privately held company. Today, after purchasing a number of US railroads
the Canadian National Railway stretches as far south as New Orleans along with reaching both Canadian coasts. It is a leading Class I railroad with profit margins that rival the best of the US systems.
Diesel Locomotive Roster
1973-1978, Ex-GTW, Ex-CRI&P
DW&P RS11 wears a simple orange livery setting at the Central Vermont's terminal in St. Albans, Vermont on June 23, 1978. The CV and DW&P were owned by the same parent, Canadian National, and occasionally swapped power.
Steam Locomotive Roster
Class D-12-a: This class was the DW&P's only roster of 2-6-0 Moguls.
Class H: This class included the DW&P's fleet of 4-6-0 Ten-wheelers.
Class L: This class included the DW&P's fleet of 2-8-0 Consolidations.
Class M: This class included the DW&P's fleet of 2-8-0 Consolidations.

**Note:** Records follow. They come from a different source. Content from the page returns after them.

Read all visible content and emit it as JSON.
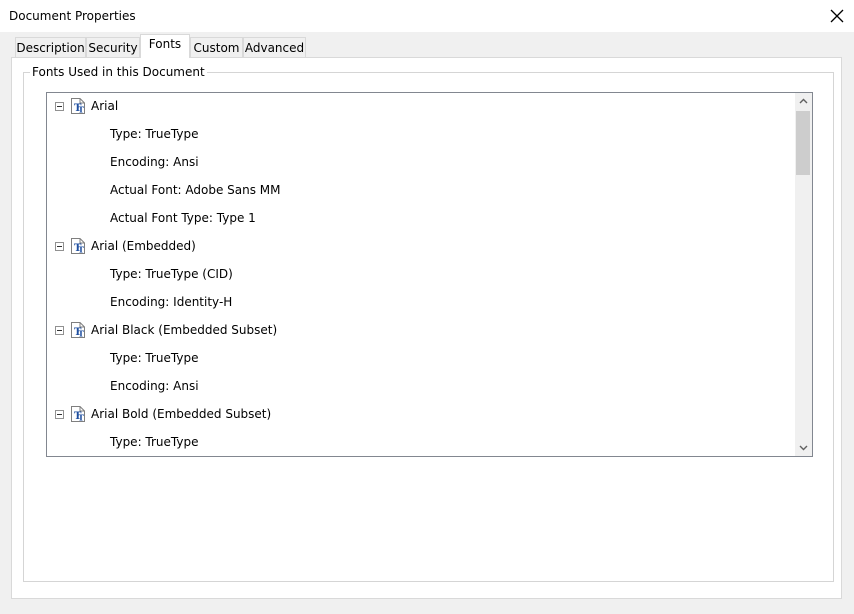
{
  "window": {
    "title": "Document Properties"
  },
  "tabs": [
    {
      "label": "Description",
      "active": false
    },
    {
      "label": "Security",
      "active": false
    },
    {
      "label": "Fonts",
      "active": true
    },
    {
      "label": "Custom",
      "active": false
    },
    {
      "label": "Advanced",
      "active": false
    }
  ],
  "group": {
    "label": "Fonts Used in this Document"
  },
  "fonts": [
    {
      "name": "Arial",
      "details": [
        "Type: TrueType",
        "Encoding: Ansi",
        "Actual Font: Adobe Sans MM",
        "Actual Font Type: Type 1"
      ]
    },
    {
      "name": "Arial (Embedded)",
      "details": [
        "Type: TrueType (CID)",
        "Encoding: Identity-H"
      ]
    },
    {
      "name": "Arial Black (Embedded Subset)",
      "details": [
        "Type: TrueType",
        "Encoding: Ansi"
      ]
    },
    {
      "name": "Arial Bold (Embedded Subset)",
      "details": [
        "Type: TrueType"
      ]
    }
  ],
  "icons": {
    "font": "truetype-font-icon",
    "close": "close-icon",
    "expander": "collapse-icon"
  },
  "colors": {
    "background": "#f0f0f0",
    "border": "#d9d9d9",
    "tree_border": "#828790",
    "icon_blue": "#1f4fa0"
  }
}
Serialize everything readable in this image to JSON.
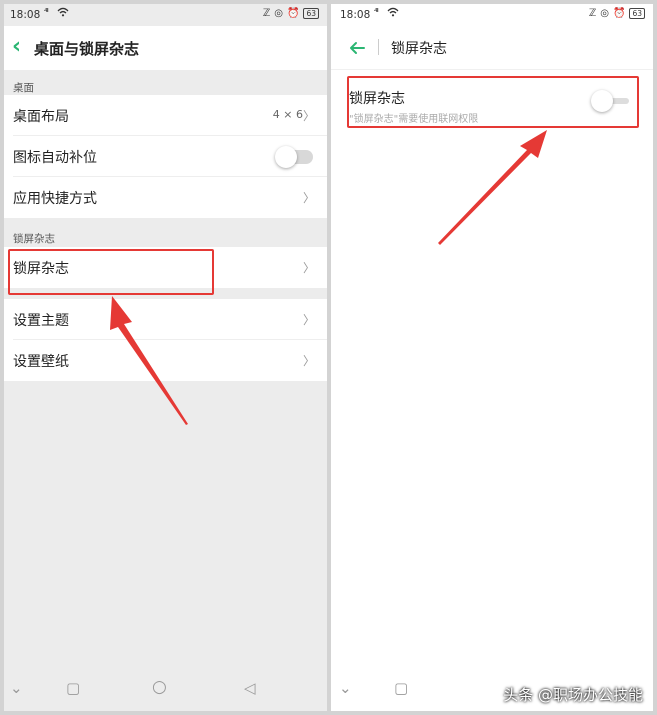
{
  "left": {
    "status": {
      "time": "18:08",
      "signal": "⁴ᵍ",
      "battery": "63"
    },
    "title": "桌面与锁屏杂志",
    "section_desktop": "桌面",
    "rows_desktop": [
      {
        "label": "桌面布局",
        "value": "4 × 6",
        "chevron": "〉"
      },
      {
        "label": "图标自动补位"
      },
      {
        "label": "应用快捷方式",
        "chevron": "〉"
      }
    ],
    "section_lock": "锁屏杂志",
    "row_lock": {
      "label": "锁屏杂志",
      "chevron": "〉"
    },
    "rows_other": [
      {
        "label": "设置主题",
        "chevron": "〉"
      },
      {
        "label": "设置壁纸",
        "chevron": "〉"
      }
    ],
    "toggle_auto_fill": "off"
  },
  "right": {
    "status": {
      "time": "18:08",
      "battery": "63"
    },
    "title": "锁屏杂志",
    "setting": {
      "label": "锁屏杂志",
      "subtitle": "\"锁屏杂志\"需要使用联网权限",
      "toggle": "off"
    }
  },
  "watermark": "头条 @职场办公技能",
  "colors": {
    "accent": "#2bb673",
    "highlight": "#e53935"
  }
}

Class N-2-a: This class included the DW&P's fleet of 2-8-0 Consolidations.
Class O-11-a: This class included the DW&P's only roster of 0-6-0 switchers.
Class R-1-a: This class included the DW&P's only roster of 2-8-2 Mikados.
Two DW&P RS11s and a Milwaukee Road SD40-2 head back towards West Duluth during a transfer run from Burlington Northern's Rice's Point Yard on September 15, 1982.
After a 1995 corporate restructuring, CN included all of its subsidiary
railroads (like the DW&P, Grand Trunk Western and others) under the
Grand Trunk Corporation seeing the identity of the DW&P and its
allying roads disappear. However, while the final chapter of the
DW&P's history is now complete the railroad lives on as an important
part of the Canadian National Railway today. For more on the DW&P you might want to consider purchasing the book, Delivered With Pride: A Pictorial History of the Duluth, Winnipeg & Pacific Railroad,
from author Jon Severson. As the title mentions the book is filled
with photographs of the DW&P from historical to the railroad's final
days. Also included within are maps of the railroad. If you have any
interest in the DW&P you are sure to enjoy Mr. Severson's book.